| Home  | About ScienceAsia  | Publication charge  | Advertise with us  | Subscription for printed version  | Contact us  
Editorial Board
Journal Policy
Instructions for Authors
Online submission
Author Login
Reviewer Login
Volume 48 Number 6
Volume 48 Number 5
Volume 48 Number 4
Volume 48 Number 3
Volume 48 Number 2
Volume 48S Number 1
Earlier issues
Volume 39 Number 4 Volume 39 Number 5 Volume 39 Number 6

previous article next article

Research articles

ScienceAsia 39 (2013): 456-465 |doi: 10.2306/scienceasia1513-1874.2013.39.456

Ancient DNA of pigs in Thailand: Evidence of multiple origins of Thai pigs in the late Neolithic period

Muttana Wannajuka, Pradit Sangthonga, Surapol Natapintub, Passorn Wonnapinija, Supachai Vuttipongchaikijc, Anchanee Kuberac, Krit Won-Ind, Mingkwan Mingmuangd, Wunrada Surata,e,*

ABSTRACT:     Pigs, the principal sources of meat for humans, have been crucial to cultures throughout Asia, especially in China and SE Asia, since prehistoric times. Several archaeological studies have used pig remains to elucidate the origin, culture, social evolution, and migration patterns of Asiatic people. However, ancient DNA of these remains in central SE Asia, and in Thailand in particular, has not been investigated to test the historical theories resulting from these archaeological studies. Here, we investigate ancient DNA of pig remains excavated from Pong Takhop archaeological site, central Thailand aged at least 3000 BP. The phylogenetic tree we obtained suggests that ancient Thai pigs were descended from ancient Chinese pigs. The tree topology further suggests that these ancient pigs had multiple origins, which were probably generated by multiple waves of migration of ancient Chinese pigs from 4000–3000 BP. Most of these ancient Thai pigs left their lineages as modern Thai pigs observed in northern Thailand. The contrasting cluster of pure modern Thai pigs suggested that these pigs might be descended from non-Chinese ancestors, possibly the native SE Asian ancestors.

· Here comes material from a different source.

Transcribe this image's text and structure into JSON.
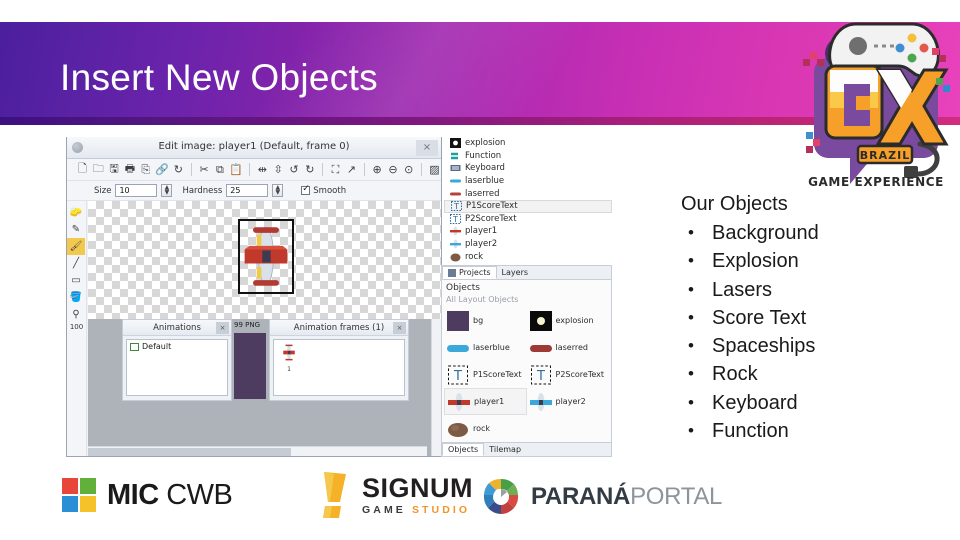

Download PDF

28 Downloads 1196 Views

a Evolutionary Genetics and Computational Biology (EGCB) Research Unit, Department of Genetics, Faculty of Science, Kasetsart University, Bangkok, Thailand
b Department of Archaeology, Faculty of Archaeology, Silpakorn University, Thailand
c Department of Genetics, Faculty of Science, Kasetsart University, Bangkok, Thailand
d Department of Earth Science, Faculty of Science, Kasetsart University, Bangkok, Thailand
e Centre for Advanced Studies in Tropical Natural Resources, National Research University-Kasetsart University, Kasetsart University, Bangkok, Thailand

* Corresponding author, E-mail: fsciwrds@ku.ac.th

Received 30 Nov 2012, Accepted 18 May 2013